“Twenty-four weeks of treatment with a possible extension of another eight weeks, which is 32 weeks in total of treatment,” Potts said. “And our research shows that most of the people who do go get the treatment are going to be successful in managing that PTSD, that mental health injury, and they’ll be able to come back to work.”

Minneapolis City Council Vice President Linea Palmisano says she has supported PTSD treatment for first responders for many years.

“I feel, and have, as you know, we have a moral obligation, I believe, to not just turn these people out as broken former officers or firefighters,” Palmisano said. “Scientifically, we know that PTSD is largely treatable if you get the help that’s needed.”

The money will be available starting Aug. 1 and is one-time funding. But Potts said that should last about three to four years.
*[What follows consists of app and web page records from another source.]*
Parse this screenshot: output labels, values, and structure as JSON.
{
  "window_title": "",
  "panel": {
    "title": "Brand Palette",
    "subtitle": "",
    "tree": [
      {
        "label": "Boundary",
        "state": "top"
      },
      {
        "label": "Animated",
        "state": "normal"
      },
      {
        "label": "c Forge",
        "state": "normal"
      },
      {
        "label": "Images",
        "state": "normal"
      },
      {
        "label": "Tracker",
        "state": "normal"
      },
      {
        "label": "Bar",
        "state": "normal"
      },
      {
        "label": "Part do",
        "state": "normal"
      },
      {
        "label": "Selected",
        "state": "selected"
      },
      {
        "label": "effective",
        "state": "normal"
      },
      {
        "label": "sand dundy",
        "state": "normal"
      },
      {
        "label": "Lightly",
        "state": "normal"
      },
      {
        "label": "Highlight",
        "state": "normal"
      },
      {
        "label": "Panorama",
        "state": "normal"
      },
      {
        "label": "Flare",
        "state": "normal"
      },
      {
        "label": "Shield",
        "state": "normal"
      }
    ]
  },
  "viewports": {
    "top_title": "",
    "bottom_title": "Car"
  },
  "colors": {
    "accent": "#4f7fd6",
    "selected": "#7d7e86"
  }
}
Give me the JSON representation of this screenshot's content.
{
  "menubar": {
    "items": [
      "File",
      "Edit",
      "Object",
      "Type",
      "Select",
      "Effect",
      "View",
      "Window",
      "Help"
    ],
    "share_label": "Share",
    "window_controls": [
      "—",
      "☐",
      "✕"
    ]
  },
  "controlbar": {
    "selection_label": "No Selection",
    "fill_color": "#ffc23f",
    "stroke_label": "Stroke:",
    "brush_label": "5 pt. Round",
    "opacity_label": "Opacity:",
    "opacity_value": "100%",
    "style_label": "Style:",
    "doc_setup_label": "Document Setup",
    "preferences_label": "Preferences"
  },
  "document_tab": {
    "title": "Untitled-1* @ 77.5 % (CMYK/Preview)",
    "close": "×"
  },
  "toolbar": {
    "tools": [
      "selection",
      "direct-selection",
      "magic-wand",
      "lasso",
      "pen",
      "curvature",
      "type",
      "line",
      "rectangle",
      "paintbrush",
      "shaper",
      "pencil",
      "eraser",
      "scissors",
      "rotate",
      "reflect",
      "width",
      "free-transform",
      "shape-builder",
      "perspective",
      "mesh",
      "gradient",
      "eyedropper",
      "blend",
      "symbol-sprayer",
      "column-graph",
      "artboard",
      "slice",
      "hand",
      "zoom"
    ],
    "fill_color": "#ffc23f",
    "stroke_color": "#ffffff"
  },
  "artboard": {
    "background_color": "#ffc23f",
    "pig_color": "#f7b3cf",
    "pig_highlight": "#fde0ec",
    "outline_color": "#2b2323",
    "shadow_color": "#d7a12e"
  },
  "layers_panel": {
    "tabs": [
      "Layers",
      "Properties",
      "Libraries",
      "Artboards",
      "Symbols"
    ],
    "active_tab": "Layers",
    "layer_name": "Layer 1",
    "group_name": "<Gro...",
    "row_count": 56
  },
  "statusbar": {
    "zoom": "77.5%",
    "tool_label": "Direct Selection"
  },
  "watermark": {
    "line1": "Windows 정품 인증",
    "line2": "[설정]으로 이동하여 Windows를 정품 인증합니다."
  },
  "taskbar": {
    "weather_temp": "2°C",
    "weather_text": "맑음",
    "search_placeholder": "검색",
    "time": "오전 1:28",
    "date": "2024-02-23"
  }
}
Once it’s used up, they will ask the Legislature to continue the funding with ongoing appropriations.